=== Instructions for the task ===
Every record below must be returned exactly as it was received.

[Element data from apps and pages]
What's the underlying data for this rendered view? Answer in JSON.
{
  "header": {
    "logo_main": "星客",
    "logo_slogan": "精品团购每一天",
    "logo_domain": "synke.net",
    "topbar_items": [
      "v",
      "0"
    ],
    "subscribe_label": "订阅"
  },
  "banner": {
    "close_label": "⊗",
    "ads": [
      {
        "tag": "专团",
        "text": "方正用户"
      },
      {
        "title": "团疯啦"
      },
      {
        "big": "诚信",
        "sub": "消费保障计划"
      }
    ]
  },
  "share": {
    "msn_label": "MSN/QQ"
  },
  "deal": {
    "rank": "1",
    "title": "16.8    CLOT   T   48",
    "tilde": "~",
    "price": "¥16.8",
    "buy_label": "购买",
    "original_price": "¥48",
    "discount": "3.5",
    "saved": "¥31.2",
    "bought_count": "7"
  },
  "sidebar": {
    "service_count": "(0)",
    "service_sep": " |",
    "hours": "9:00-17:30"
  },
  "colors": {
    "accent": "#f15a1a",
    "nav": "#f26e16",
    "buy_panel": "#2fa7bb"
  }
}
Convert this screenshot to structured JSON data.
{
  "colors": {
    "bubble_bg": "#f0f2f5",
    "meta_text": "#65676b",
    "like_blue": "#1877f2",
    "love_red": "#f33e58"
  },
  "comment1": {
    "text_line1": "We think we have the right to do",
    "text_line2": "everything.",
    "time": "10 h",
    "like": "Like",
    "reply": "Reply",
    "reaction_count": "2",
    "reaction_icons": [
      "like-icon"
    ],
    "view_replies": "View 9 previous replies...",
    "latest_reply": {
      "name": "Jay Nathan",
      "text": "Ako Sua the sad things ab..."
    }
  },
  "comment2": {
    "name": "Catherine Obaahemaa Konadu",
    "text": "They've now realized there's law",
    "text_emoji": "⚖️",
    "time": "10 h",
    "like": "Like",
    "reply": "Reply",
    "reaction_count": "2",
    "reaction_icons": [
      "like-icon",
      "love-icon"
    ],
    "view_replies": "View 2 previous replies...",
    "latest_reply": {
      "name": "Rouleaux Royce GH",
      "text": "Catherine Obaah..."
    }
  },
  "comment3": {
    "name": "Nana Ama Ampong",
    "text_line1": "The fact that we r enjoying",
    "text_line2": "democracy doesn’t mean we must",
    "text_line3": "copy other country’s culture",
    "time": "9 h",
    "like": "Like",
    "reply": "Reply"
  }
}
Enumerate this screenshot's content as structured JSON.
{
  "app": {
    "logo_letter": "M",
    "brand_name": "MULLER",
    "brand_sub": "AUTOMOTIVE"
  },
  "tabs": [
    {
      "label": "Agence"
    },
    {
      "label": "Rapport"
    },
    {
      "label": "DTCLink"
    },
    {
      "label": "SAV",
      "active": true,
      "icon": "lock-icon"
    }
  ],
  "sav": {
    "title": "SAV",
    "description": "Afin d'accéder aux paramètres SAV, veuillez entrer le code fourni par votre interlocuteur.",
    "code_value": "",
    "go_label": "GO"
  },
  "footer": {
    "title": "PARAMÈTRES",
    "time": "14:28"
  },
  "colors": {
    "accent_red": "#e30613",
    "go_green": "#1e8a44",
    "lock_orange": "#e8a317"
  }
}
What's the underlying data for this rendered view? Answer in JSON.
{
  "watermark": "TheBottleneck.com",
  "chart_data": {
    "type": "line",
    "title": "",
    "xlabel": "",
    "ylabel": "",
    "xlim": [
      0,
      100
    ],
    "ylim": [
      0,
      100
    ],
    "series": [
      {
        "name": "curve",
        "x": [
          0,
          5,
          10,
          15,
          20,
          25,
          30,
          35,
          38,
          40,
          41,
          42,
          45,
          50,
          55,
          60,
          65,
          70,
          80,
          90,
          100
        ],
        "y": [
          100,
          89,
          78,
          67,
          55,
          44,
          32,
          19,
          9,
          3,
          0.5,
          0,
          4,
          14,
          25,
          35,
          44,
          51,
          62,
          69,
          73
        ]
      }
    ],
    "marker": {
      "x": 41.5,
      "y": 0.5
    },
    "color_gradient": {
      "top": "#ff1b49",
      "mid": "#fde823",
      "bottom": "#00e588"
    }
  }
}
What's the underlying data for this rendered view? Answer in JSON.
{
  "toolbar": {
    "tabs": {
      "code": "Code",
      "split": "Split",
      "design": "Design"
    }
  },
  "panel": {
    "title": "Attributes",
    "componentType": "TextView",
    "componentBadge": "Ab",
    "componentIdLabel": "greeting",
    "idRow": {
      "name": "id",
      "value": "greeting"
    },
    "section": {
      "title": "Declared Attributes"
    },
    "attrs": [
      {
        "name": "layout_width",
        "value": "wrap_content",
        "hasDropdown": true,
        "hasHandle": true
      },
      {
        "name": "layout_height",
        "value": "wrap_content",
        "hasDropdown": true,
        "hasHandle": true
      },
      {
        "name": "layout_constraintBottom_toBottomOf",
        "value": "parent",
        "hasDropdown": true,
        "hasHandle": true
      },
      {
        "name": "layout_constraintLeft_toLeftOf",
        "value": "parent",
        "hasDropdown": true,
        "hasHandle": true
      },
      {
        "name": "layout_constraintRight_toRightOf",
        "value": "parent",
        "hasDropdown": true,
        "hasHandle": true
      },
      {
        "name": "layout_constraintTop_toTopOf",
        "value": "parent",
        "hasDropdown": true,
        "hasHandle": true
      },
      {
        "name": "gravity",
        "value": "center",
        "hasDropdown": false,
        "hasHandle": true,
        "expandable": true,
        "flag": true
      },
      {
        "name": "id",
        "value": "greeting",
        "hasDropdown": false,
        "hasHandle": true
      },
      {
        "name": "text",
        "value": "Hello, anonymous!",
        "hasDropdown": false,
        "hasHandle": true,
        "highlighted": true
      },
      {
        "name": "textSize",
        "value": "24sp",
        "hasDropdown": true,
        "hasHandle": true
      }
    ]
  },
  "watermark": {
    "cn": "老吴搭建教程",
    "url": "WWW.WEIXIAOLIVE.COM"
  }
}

=== Answer area ===
What's the underlying data for this rendered view? Answer in JSON.
{
  "header": {
    "logo_main": "星客",
    "logo_slogan": "精品团购每一天",
    "logo_domain": "synke.net",
    "topbar_items": [
      "v",
      "0"
    ],
    "subscribe_label": "订阅"
  },
  "banner": {
    "close_label": "⊗",
    "ads": [
      {
        "tag": "专团",
        "text": "方正用户"
      },
      {
        "title": "团疯啦"
      },
      {
        "big": "诚信",
        "sub": "消费保障计划"
      }
    ]
  },
  "share": {
    "msn_label": "MSN/QQ"
  },
  "deal": {
    "rank": "1",
    "title": "16.8    CLOT   T   48",
    "tilde": "~",
    "price": "¥16.8",
    "buy_label": "购买",
    "original_price": "¥48",
    "discount": "3.5",
    "saved": "¥31.2",
    "bought_count": "7"
  },
  "sidebar": {
    "service_count": "(0)",
    "service_sep": " |",
    "hours": "9:00-17:30"
  },
  "colors": {
    "accent": "#f15a1a",
    "nav": "#f26e16",
    "buy_panel": "#2fa7bb"
  }
}
Convert this screenshot to structured JSON data.
{
  "colors": {
    "bubble_bg": "#f0f2f5",
    "meta_text": "#65676b",
    "like_blue": "#1877f2",
    "love_red": "#f33e58"
  },
  "comment1": {
    "text_line1": "We think we have the right to do",
    "text_line2": "everything.",
    "time": "10 h",
    "like": "Like",
    "reply": "Reply",
    "reaction_count": "2",
    "reaction_icons": [
      "like-icon"
    ],
    "view_replies": "View 9 previous replies...",
    "latest_reply": {
      "name": "Jay Nathan",
      "text": "Ako Sua the sad things ab..."
    }
  },
  "comment2": {
    "name": "Catherine Obaahemaa Konadu",
    "text": "They've now realized there's law",
    "text_emoji": "⚖️",
    "time": "10 h",
    "like": "Like",
    "reply": "Reply",
    "reaction_count": "2",
    "reaction_icons": [
      "like-icon",
      "love-icon"
    ],
    "view_replies": "View 2 previous replies...",
    "latest_reply": {
      "name": "Rouleaux Royce GH",
      "text": "Catherine Obaah..."
    }
  },
  "comment3": {
    "name": "Nana Ama Ampong",
    "text_line1": "The fact that we r enjoying",
    "text_line2": "democracy doesn’t mean we must",
    "text_line3": "copy other country’s culture",
    "time": "9 h",
    "like": "Like",
    "reply": "Reply"
  }
}
Enumerate this screenshot's content as structured JSON.
{
  "app": {
    "logo_letter": "M",
    "brand_name": "MULLER",
    "brand_sub": "AUTOMOTIVE"
  },
  "tabs": [
    {
      "label": "Agence"
    },
    {
      "label": "Rapport"
    },
    {
      "label": "DTCLink"
    },
    {
      "label": "SAV",
      "active": true,
      "icon": "lock-icon"
    }
  ],
  "sav": {
    "title": "SAV",
    "description": "Afin d'accéder aux paramètres SAV, veuillez entrer le code fourni par votre interlocuteur.",
    "code_value": "",
    "go_label": "GO"
  },
  "footer": {
    "title": "PARAMÈTRES",
    "time": "14:28"
  },
  "colors": {
    "accent_red": "#e30613",
    "go_green": "#1e8a44",
    "lock_orange": "#e8a317"
  }
}
What's the underlying data for this rendered view? Answer in JSON.
{
  "watermark": "TheBottleneck.com",
  "chart_data": {
    "type": "line",
    "title": "",
    "xlabel": "",
    "ylabel": "",
    "xlim": [
      0,
      100
    ],
    "ylim": [
      0,
      100
    ],
    "series": [
      {
        "name": "curve",
        "x": [
          0,
          5,
          10,
          15,
          20,
          25,
          30,
          35,
          38,
          40,
          41,
          42,
          45,
          50,
          55,
          60,
          65,
          70,
          80,
          90,
          100
        ],
        "y": [
          100,
          89,
          78,
          67,
          55,
          44,
          32,
          19,
          9,
          3,
          0.5,
          0,
          4,
          14,
          25,
          35,
          44,
          51,
          62,
          69,
          73
        ]
      }
    ],
    "marker": {
      "x": 41.5,
      "y": 0.5
    },
    "color_gradient": {
      "top": "#ff1b49",
      "mid": "#fde823",
      "bottom": "#00e588"
    }
  }
}
What's the underlying data for this rendered view? Answer in JSON.
{
  "toolbar": {
    "tabs": {
      "code": "Code",
      "split": "Split",
      "design": "Design"
    }
  },
  "panel": {
    "title": "Attributes",
    "componentType": "TextView",
    "componentBadge": "Ab",
    "componentIdLabel": "greeting",
    "idRow": {
      "name": "id",
      "value": "greeting"
    },
    "section": {
      "title": "Declared Attributes"
    },
    "attrs": [
      {
        "name": "layout_width",
        "value": "wrap_content",
        "hasDropdown": true,
        "hasHandle": true
      },
      {
        "name": "layout_height",
        "value": "wrap_content",
        "hasDropdown": true,
        "hasHandle": true
      },
      {
        "name": "layout_constraintBottom_toBottomOf",
        "value": "parent",
        "hasDropdown": true,
        "hasHandle": true
      },
      {
        "name": "layout_constraintLeft_toLeftOf",
        "value": "parent",
        "hasDropdown": true,
        "hasHandle": true
      },
      {
        "name": "layout_constraintRight_toRightOf",
        "value": "parent",
        "hasDropdown": true,
        "hasHandle": true
      },
      {
        "name": "layout_constraintTop_toTopOf",
        "value": "parent",
        "hasDropdown": true,
        "hasHandle": true
      },
      {
        "name": "gravity",
        "value": "center",
        "hasDropdown": false,
        "hasHandle": true,
        "expandable": true,
        "flag": true
      },
      {
        "name": "id",
        "value": "greeting",
        "hasDropdown": false,
        "hasHandle": true
      },
      {
        "name": "text",
        "value": "Hello, anonymous!",
        "hasDropdown": false,
        "hasHandle": true,
        "highlighted": true
      },
      {
        "name": "textSize",
        "value": "24sp",
        "hasDropdown": true,
        "hasHandle": true
      }
    ]
  },
  "watermark": {
    "cn": "老吴搭建教程",
    "url": "WWW.WEIXIAOLIVE.COM"
  }
}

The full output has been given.